> Data to examine:
......

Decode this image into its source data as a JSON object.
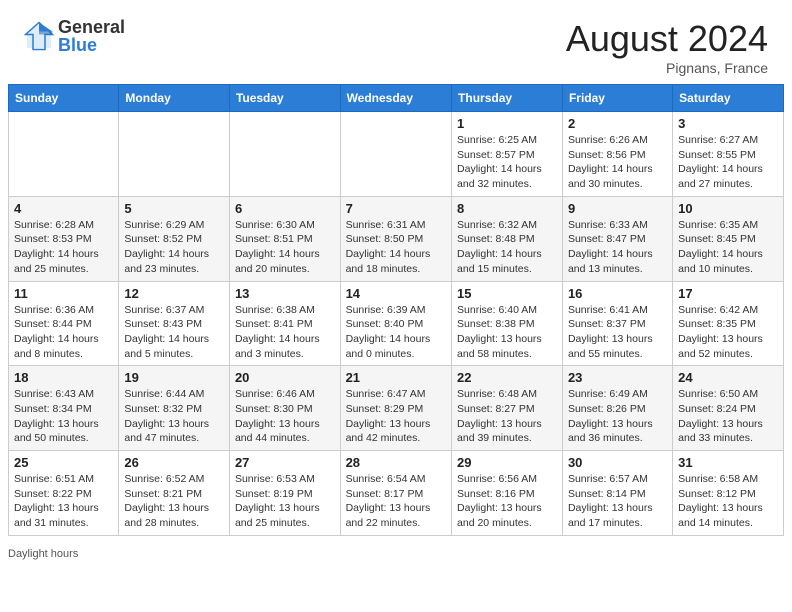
{
  "header": {
    "logo_general": "General",
    "logo_blue": "Blue",
    "month_title": "August 2024",
    "location": "Pignans, France"
  },
  "footer": {
    "daylight_label": "Daylight hours"
  },
  "days_of_week": [
    "Sunday",
    "Monday",
    "Tuesday",
    "Wednesday",
    "Thursday",
    "Friday",
    "Saturday"
  ],
  "weeks": [
    [
      {
        "num": "",
        "info": ""
      },
      {
        "num": "",
        "info": ""
      },
      {
        "num": "",
        "info": ""
      },
      {
        "num": "",
        "info": ""
      },
      {
        "num": "1",
        "info": "Sunrise: 6:25 AM\nSunset: 8:57 PM\nDaylight: 14 hours and 32 minutes."
      },
      {
        "num": "2",
        "info": "Sunrise: 6:26 AM\nSunset: 8:56 PM\nDaylight: 14 hours and 30 minutes."
      },
      {
        "num": "3",
        "info": "Sunrise: 6:27 AM\nSunset: 8:55 PM\nDaylight: 14 hours and 27 minutes."
      }
    ],
    [
      {
        "num": "4",
        "info": "Sunrise: 6:28 AM\nSunset: 8:53 PM\nDaylight: 14 hours and 25 minutes."
      },
      {
        "num": "5",
        "info": "Sunrise: 6:29 AM\nSunset: 8:52 PM\nDaylight: 14 hours and 23 minutes."
      },
      {
        "num": "6",
        "info": "Sunrise: 6:30 AM\nSunset: 8:51 PM\nDaylight: 14 hours and 20 minutes."
      },
      {
        "num": "7",
        "info": "Sunrise: 6:31 AM\nSunset: 8:50 PM\nDaylight: 14 hours and 18 minutes."
      },
      {
        "num": "8",
        "info": "Sunrise: 6:32 AM\nSunset: 8:48 PM\nDaylight: 14 hours and 15 minutes."
      },
      {
        "num": "9",
        "info": "Sunrise: 6:33 AM\nSunset: 8:47 PM\nDaylight: 14 hours and 13 minutes."
      },
      {
        "num": "10",
        "info": "Sunrise: 6:35 AM\nSunset: 8:45 PM\nDaylight: 14 hours and 10 minutes."
      }
    ],
    [
      {
        "num": "11",
        "info": "Sunrise: 6:36 AM\nSunset: 8:44 PM\nDaylight: 14 hours and 8 minutes."
      },
      {
        "num": "12",
        "info": "Sunrise: 6:37 AM\nSunset: 8:43 PM\nDaylight: 14 hours and 5 minutes."
      },
      {
        "num": "13",
        "info": "Sunrise: 6:38 AM\nSunset: 8:41 PM\nDaylight: 14 hours and 3 minutes."
      },
      {
        "num": "14",
        "info": "Sunrise: 6:39 AM\nSunset: 8:40 PM\nDaylight: 14 hours and 0 minutes."
      },
      {
        "num": "15",
        "info": "Sunrise: 6:40 AM\nSunset: 8:38 PM\nDaylight: 13 hours and 58 minutes."
      },
      {
        "num": "16",
        "info": "Sunrise: 6:41 AM\nSunset: 8:37 PM\nDaylight: 13 hours and 55 minutes."
      },
      {
        "num": "17",
        "info": "Sunrise: 6:42 AM\nSunset: 8:35 PM\nDaylight: 13 hours and 52 minutes."
      }
    ],
    [
      {
        "num": "18",
        "info": "Sunrise: 6:43 AM\nSunset: 8:34 PM\nDaylight: 13 hours and 50 minutes."
      },
      {
        "num": "19",
        "info": "Sunrise: 6:44 AM\nSunset: 8:32 PM\nDaylight: 13 hours and 47 minutes."
      },
      {
        "num": "20",
        "info": "Sunrise: 6:46 AM\nSunset: 8:30 PM\nDaylight: 13 hours and 44 minutes."
      },
      {
        "num": "21",
        "info": "Sunrise: 6:47 AM\nSunset: 8:29 PM\nDaylight: 13 hours and 42 minutes."
      },
      {
        "num": "22",
        "info": "Sunrise: 6:48 AM\nSunset: 8:27 PM\nDaylight: 13 hours and 39 minutes."
      },
      {
        "num": "23",
        "info": "Sunrise: 6:49 AM\nSunset: 8:26 PM\nDaylight: 13 hours and 36 minutes."
      },
      {
        "num": "24",
        "info": "Sunrise: 6:50 AM\nSunset: 8:24 PM\nDaylight: 13 hours and 33 minutes."
      }
    ],
    [
      {
        "num": "25",
        "info": "Sunrise: 6:51 AM\nSunset: 8:22 PM\nDaylight: 13 hours and 31 minutes."
      },
      {
        "num": "26",
        "info": "Sunrise: 6:52 AM\nSunset: 8:21 PM\nDaylight: 13 hours and 28 minutes."
      },
      {
        "num": "27",
        "info": "Sunrise: 6:53 AM\nSunset: 8:19 PM\nDaylight: 13 hours and 25 minutes."
      },
      {
        "num": "28",
        "info": "Sunrise: 6:54 AM\nSunset: 8:17 PM\nDaylight: 13 hours and 22 minutes."
      },
      {
        "num": "29",
        "info": "Sunrise: 6:56 AM\nSunset: 8:16 PM\nDaylight: 13 hours and 20 minutes."
      },
      {
        "num": "30",
        "info": "Sunrise: 6:57 AM\nSunset: 8:14 PM\nDaylight: 13 hours and 17 minutes."
      },
      {
        "num": "31",
        "info": "Sunrise: 6:58 AM\nSunset: 8:12 PM\nDaylight: 13 hours and 14 minutes."
      }
    ]
  ]
}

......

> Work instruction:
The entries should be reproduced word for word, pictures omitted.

> Exercise solution:
Decode this image into its source data as a JSON object.
{
  "header": {
    "logo_general": "General",
    "logo_blue": "Blue",
    "month_title": "August 2024",
    "location": "Pignans, France"
  },
  "footer": {
    "daylight_label": "Daylight hours"
  },
  "days_of_week": [
    "Sunday",
    "Monday",
    "Tuesday",
    "Wednesday",
    "Thursday",
    "Friday",
    "Saturday"
  ],
  "weeks": [
    [
      {
        "num": "",
        "info": ""
      },
      {
        "num": "",
        "info": ""
      },
      {
        "num": "",
        "info": ""
      },
      {
        "num": "",
        "info": ""
      },
      {
        "num": "1",
        "info": "Sunrise: 6:25 AM\nSunset: 8:57 PM\nDaylight: 14 hours and 32 minutes."
      },
      {
        "num": "2",
        "info": "Sunrise: 6:26 AM\nSunset: 8:56 PM\nDaylight: 14 hours and 30 minutes."
      },
      {
        "num": "3",
        "info": "Sunrise: 6:27 AM\nSunset: 8:55 PM\nDaylight: 14 hours and 27 minutes."
      }
    ],
    [
      {
        "num": "4",
        "info": "Sunrise: 6:28 AM\nSunset: 8:53 PM\nDaylight: 14 hours and 25 minutes."
      },
      {
        "num": "5",
        "info": "Sunrise: 6:29 AM\nSunset: 8:52 PM\nDaylight: 14 hours and 23 minutes."
      },
      {
        "num": "6",
        "info": "Sunrise: 6:30 AM\nSunset: 8:51 PM\nDaylight: 14 hours and 20 minutes."
      },
      {
        "num": "7",
        "info": "Sunrise: 6:31 AM\nSunset: 8:50 PM\nDaylight: 14 hours and 18 minutes."
      },
      {
        "num": "8",
        "info": "Sunrise: 6:32 AM\nSunset: 8:48 PM\nDaylight: 14 hours and 15 minutes."
      },
      {
        "num": "9",
        "info": "Sunrise: 6:33 AM\nSunset: 8:47 PM\nDaylight: 14 hours and 13 minutes."
      },
      {
        "num": "10",
        "info": "Sunrise: 6:35 AM\nSunset: 8:45 PM\nDaylight: 14 hours and 10 minutes."
      }
    ],
    [
      {
        "num": "11",
        "info": "Sunrise: 6:36 AM\nSunset: 8:44 PM\nDaylight: 14 hours and 8 minutes."
      },
      {
        "num": "12",
        "info": "Sunrise: 6:37 AM\nSunset: 8:43 PM\nDaylight: 14 hours and 5 minutes."
      },
      {
        "num": "13",
        "info": "Sunrise: 6:38 AM\nSunset: 8:41 PM\nDaylight: 14 hours and 3 minutes."
      },
      {
        "num": "14",
        "info": "Sunrise: 6:39 AM\nSunset: 8:40 PM\nDaylight: 14 hours and 0 minutes."
      },
      {
        "num": "15",
        "info": "Sunrise: 6:40 AM\nSunset: 8:38 PM\nDaylight: 13 hours and 58 minutes."
      },
      {
        "num": "16",
        "info": "Sunrise: 6:41 AM\nSunset: 8:37 PM\nDaylight: 13 hours and 55 minutes."
      },
      {
        "num": "17",
        "info": "Sunrise: 6:42 AM\nSunset: 8:35 PM\nDaylight: 13 hours and 52 minutes."
      }
    ],
    [
      {
        "num": "18",
        "info": "Sunrise: 6:43 AM\nSunset: 8:34 PM\nDaylight: 13 hours and 50 minutes."
      },
      {
        "num": "19",
        "info": "Sunrise: 6:44 AM\nSunset: 8:32 PM\nDaylight: 13 hours and 47 minutes."
      },
      {
        "num": "20",
        "info": "Sunrise: 6:46 AM\nSunset: 8:30 PM\nDaylight: 13 hours and 44 minutes."
      },
      {
        "num": "21",
        "info": "Sunrise: 6:47 AM\nSunset: 8:29 PM\nDaylight: 13 hours and 42 minutes."
      },
      {
        "num": "22",
        "info": "Sunrise: 6:48 AM\nSunset: 8:27 PM\nDaylight: 13 hours and 39 minutes."
      },
      {
        "num": "23",
        "info": "Sunrise: 6:49 AM\nSunset: 8:26 PM\nDaylight: 13 hours and 36 minutes."
      },
      {
        "num": "24",
        "info": "Sunrise: 6:50 AM\nSunset: 8:24 PM\nDaylight: 13 hours and 33 minutes."
      }
    ],
    [
      {
        "num": "25",
        "info": "Sunrise: 6:51 AM\nSunset: 8:22 PM\nDaylight: 13 hours and 31 minutes."
      },
      {
        "num": "26",
        "info": "Sunrise: 6:52 AM\nSunset: 8:21 PM\nDaylight: 13 hours and 28 minutes."
      },
      {
        "num": "27",
        "info": "Sunrise: 6:53 AM\nSunset: 8:19 PM\nDaylight: 13 hours and 25 minutes."
      },
      {
        "num": "28",
        "info": "Sunrise: 6:54 AM\nSunset: 8:17 PM\nDaylight: 13 hours and 22 minutes."
      },
      {
        "num": "29",
        "info": "Sunrise: 6:56 AM\nSunset: 8:16 PM\nDaylight: 13 hours and 20 minutes."
      },
      {
        "num": "30",
        "info": "Sunrise: 6:57 AM\nSunset: 8:14 PM\nDaylight: 13 hours and 17 minutes."
      },
      {
        "num": "31",
        "info": "Sunrise: 6:58 AM\nSunset: 8:12 PM\nDaylight: 13 hours and 14 minutes."
      }
    ]
  ]
}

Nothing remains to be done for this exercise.